As we work with farms to improve pigs weaned/mated female/year (PW/MF/Y), we continue to look at the interaction of key performance indicators. For this article, we will focus on wean-to-first service interval, which is the time it takes a weaned female to return to heat and be bred. Our goal is to see if there is an interaction with farrowing rate and total born.

In Table 1, the Swine Management Services (SMS) 52-week performance report includes 798 farms with 1,437,000 females. Eighteen farms in the Top 10% have 30+ PW/MF/Y. We also established a subset of 391 farms with 828,000 females that we labeled SMS-NHF. These farms had a minimum of 22 WP/MF/Y during the most current 52-week period. We focused on this subset to try and eliminate farms that had major disease issues that would affect the analysis during that period. The farms are sorted by PW/MF/YR, wean-to-first-service interval, farrowing rate and total born/female farrowed.

The Top 10% of farms in the full dataset averaged 29.63 PW/MF/Y, wean-to-first service interval of 5.47 days, farrowing rate at 91.2% and total pigs born/female farrowed at 14.51 pigs. The overall averages in the SMS dataset averaged 24.80 PW/MF/Y, 6.74 days wean-to-first service interval, 85% farrowing rate and 13.42 total pigs born/female farrowed. By comparison, the Bottom 25% of farms averaged 21.17 PW/MF/Y, wean-to-first-service interval of 7.65 days, 79.8% farrowing rate and 12.66 total pigs born/female farrowed.

The same trends are seen in the SMS-NHF subset with all farms averaging 26.33 PW/MF/Y, an average of 6.52 days wean-to-first service interval, 87.3% farrowing rate, and 13.84 total pigs born/female farrowed.

The trend line for wean-to-first service interval in the SMS-NHF subset (Chart 1) is flat for the last 12 quarters, averaging 6.78 days, with some seasonal increase in late summer.

The farrowing rate trend line (Chart 2) is linear, showing some improvement the last 12 quarters with an average of 85.7% and improvement (81.4% vs. 86.8%), with the last seven quarters at more than 86%.

Chart 3 illustrates the wide variation among farms for farrowing rate. Sorted by wean-to-first service interval (red line), the farrowing rate of the 391 farms is linear. Wean-to-first service interval averages from as low as four days and as high as 14 days or more.

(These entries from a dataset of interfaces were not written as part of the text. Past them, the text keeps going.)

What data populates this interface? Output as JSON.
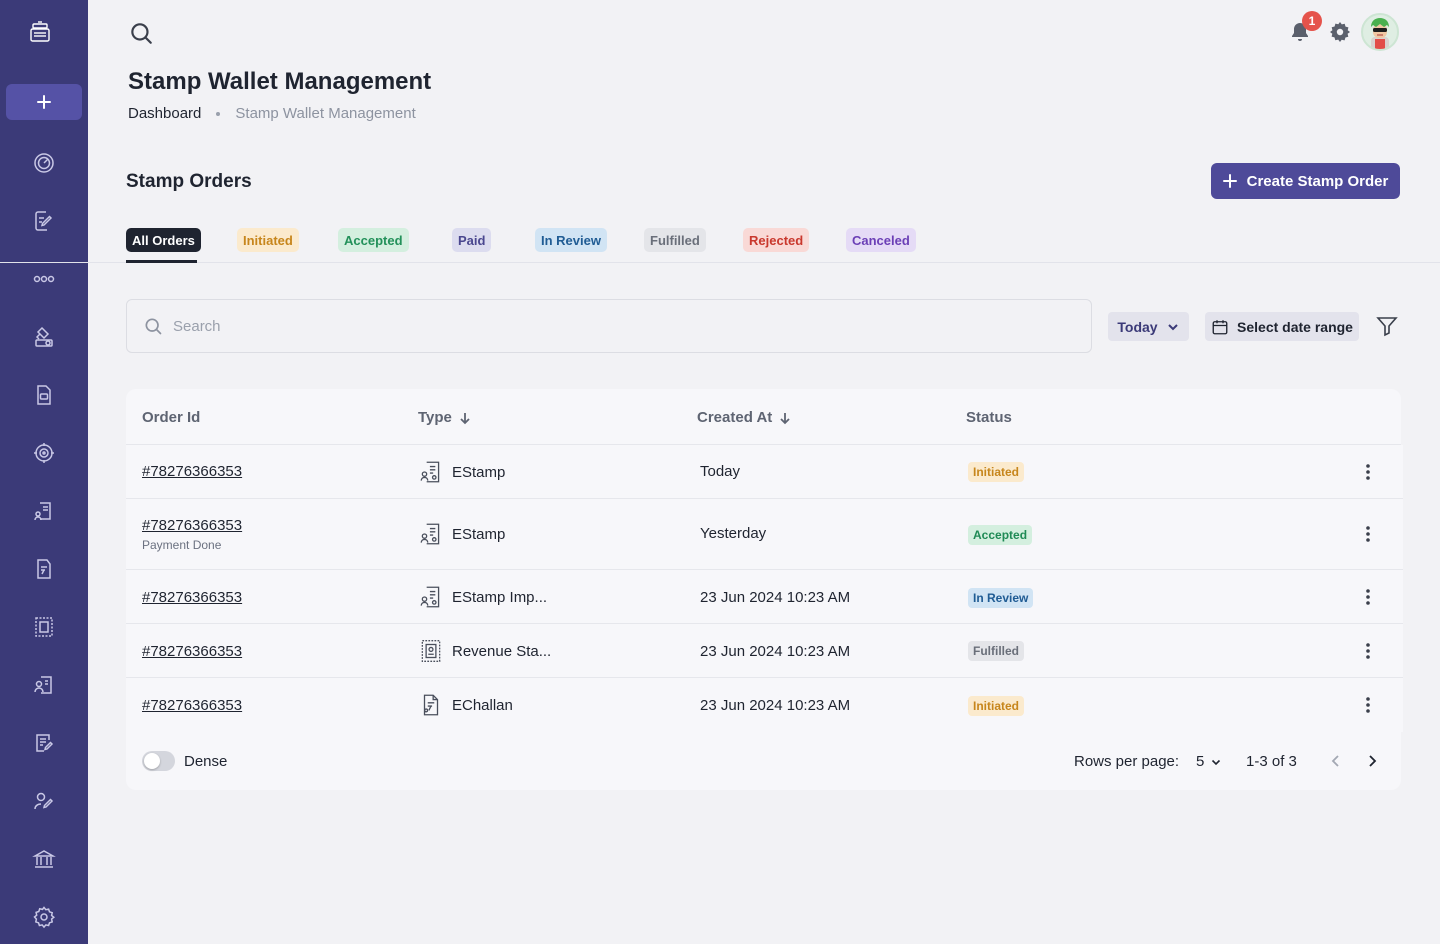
{
  "page": {
    "title": "Stamp Wallet Management",
    "breadcrumb": {
      "root": "Dashboard",
      "current": "Stamp Wallet Management"
    }
  },
  "header": {
    "notification_count": "1"
  },
  "sidebar": {
    "items": [
      "logo-icon",
      "add-icon",
      "dashboard-icon",
      "stamp-edit-icon",
      "link-icon",
      "stamp-hand-icon",
      "document-icon",
      "target-icon",
      "stamp-user-icon",
      "stamp-rupee-icon",
      "revenue-stamp-icon",
      "user-document-icon",
      "document-edit-icon",
      "user-edit-icon",
      "bank-icon",
      "settings-icon"
    ]
  },
  "section": {
    "title": "Stamp Orders",
    "create_label": "Create Stamp Order"
  },
  "tabs": [
    {
      "label": "All Orders",
      "bg": "#1f2430",
      "fg": "#ffffff"
    },
    {
      "label": "Initiated",
      "bg": "#fbeacd",
      "fg": "#c7861c"
    },
    {
      "label": "Accepted",
      "bg": "#d4efdf",
      "fg": "#23915a"
    },
    {
      "label": "Paid",
      "bg": "#dcdcef",
      "fg": "#4a478f"
    },
    {
      "label": "In Review",
      "bg": "#d1e4f4",
      "fg": "#205c94"
    },
    {
      "label": "Fulfilled",
      "bg": "#e4e5e9",
      "fg": "#6a6f7a"
    },
    {
      "label": "Rejected",
      "bg": "#f9d9d6",
      "fg": "#c9382d"
    },
    {
      "label": "Canceled",
      "bg": "#e5dbf6",
      "fg": "#6b3fb6"
    }
  ],
  "filters": {
    "search_placeholder": "Search",
    "period": "Today",
    "date_range": "Select date range"
  },
  "table": {
    "columns": {
      "order_id": "Order Id",
      "type": "Type",
      "created_at": "Created At",
      "status": "Status"
    },
    "rows": [
      {
        "order_id": "#78276366353",
        "sub": "",
        "type": "EStamp",
        "type_icon": "estamp-icon",
        "created_at": "Today",
        "status": "Initiated",
        "status_bg": "#fbeacd",
        "status_fg": "#c7861c"
      },
      {
        "order_id": "#78276366353",
        "sub": "Payment Done",
        "type": "EStamp",
        "type_icon": "estamp-icon",
        "created_at": "Yesterday",
        "status": "Accepted",
        "status_bg": "#d4efdf",
        "status_fg": "#1f8a55"
      },
      {
        "order_id": "#78276366353",
        "sub": "",
        "type": "EStamp Imp...",
        "type_icon": "estamp-icon",
        "created_at": "23 Jun 2024 10:23 AM",
        "status": "In Review",
        "status_bg": "#d1e4f4",
        "status_fg": "#205c94"
      },
      {
        "order_id": "#78276366353",
        "sub": "",
        "type": "Revenue Sta...",
        "type_icon": "revenue-stamp-icon",
        "created_at": "23 Jun 2024 10:23 AM",
        "status": "Fulfilled",
        "status_bg": "#e4e5e9",
        "status_fg": "#6a6f7a"
      },
      {
        "order_id": "#78276366353",
        "sub": "",
        "type": "EChallan",
        "type_icon": "echallan-icon",
        "created_at": "23 Jun 2024 10:23 AM",
        "status": "Initiated",
        "status_bg": "#fbeacd",
        "status_fg": "#c7861c"
      }
    ]
  },
  "pagination": {
    "dense_label": "Dense",
    "rows_per_page_label": "Rows per page:",
    "rows_per_page": "5",
    "range": "1-3 of 3"
  },
  "colors": {
    "sidebar": "#3b3a78",
    "accent": "#4e4a99",
    "background": "#f2f2f5"
  }
}
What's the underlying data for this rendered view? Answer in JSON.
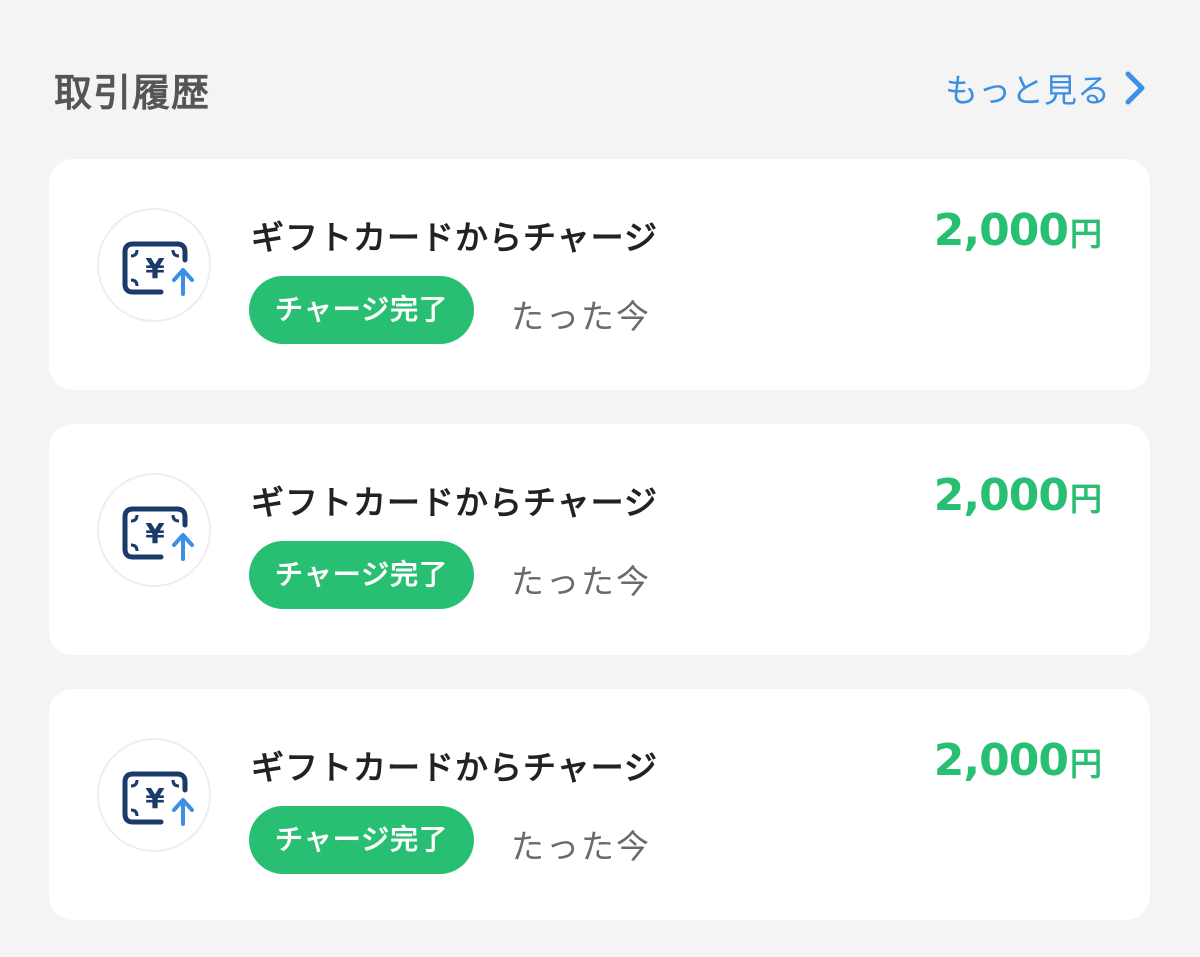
{
  "section": {
    "title": "取引履歴",
    "more_label": "もっと見る",
    "more_icon": "chevron-right-icon"
  },
  "colors": {
    "accent_green": "#28bf73",
    "link_blue": "#3d8fe6",
    "icon_navy": "#1b3a6b",
    "background": "#f4f4f5"
  },
  "transactions": [
    {
      "icon": "yen-charge-icon",
      "title": "ギフトカードからチャージ",
      "status": "チャージ完了",
      "time": "たった今",
      "amount": "2,000",
      "unit": "円"
    },
    {
      "icon": "yen-charge-icon",
      "title": "ギフトカードからチャージ",
      "status": "チャージ完了",
      "time": "たった今",
      "amount": "2,000",
      "unit": "円"
    },
    {
      "icon": "yen-charge-icon",
      "title": "ギフトカードからチャージ",
      "status": "チャージ完了",
      "time": "たった今",
      "amount": "2,000",
      "unit": "円"
    }
  ]
}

With farrowing rates from 70 to 95%, the trend line declines as wean-to-first service interval increases.

We also looked at the effect of wean-to-first service interval on total born/female farrowed. Overall, total pigs born/female farrowed averaged 13.44 (Chart 4), but improved from 13.10 to 13.67 during the 12 quarters, an improvement of 0.57 pigs.

Chart 5 shows the wide variation in total pigs born/female farrowed, ranging from 10.8 to 16.4 pigs. The trend line for total pigs born/female farrowed decreases as wean-to-first service interval increases.

Following are some timely tips for reducing wean-to-first service interval:

  • Feed sows more aggressively in farrowing, starting at Day 1of farrowing.
  • Feed sows as individuals with feed hopper, multiple times per day or automated, ad-libitum feeding.
  • Give weaned sows extra feed from weaning until mating (flush sows to improve uterine survival and total born).
  • Expose weaned sows to mature boars daily, starting with the day of weaning to stimulate hormone production.
  • Start heat checking on Day 1 after weaning to pick up early cycling females – usually nurse sows or sows that were split-weaned.

In summary, if you want to continue improving farrowing rate and total pigs born, you may need to make some changes to get lactating sows to eat more feed. These efforts will help maintain sow body condition, wean larger pigs and ensure they will breed back sooner. When sows are fed more in lactation, they often need less feed in gestation, making it easier to manage sow body condition.

Past “Production Preview” columns can be found at www.nationalhogfarmer.com. Click on “newsletters,” then the respective date of the Weekly Preview issue you are interested in.

Key Performance Indicators

Tables 2 and 3 provide 52-week and 13-week rolling averages for key performance indicators (KPI) of breeding herd performance. These tables reflect the most current quarterly data available and are presented with each column. The KPI’s can be used as general guidelines to measure the productivity of your herd compared to the top 10% and top 25% of farms, the average performance for all farms and the bottom 25% of farms in the SMS database.

If you have questions or comments about these columns, or if you have a specific performance measurement that you would like to see benchmarked in our database, please address them to: mark.rix@swinems.com or ron.ketchem@swinems.com.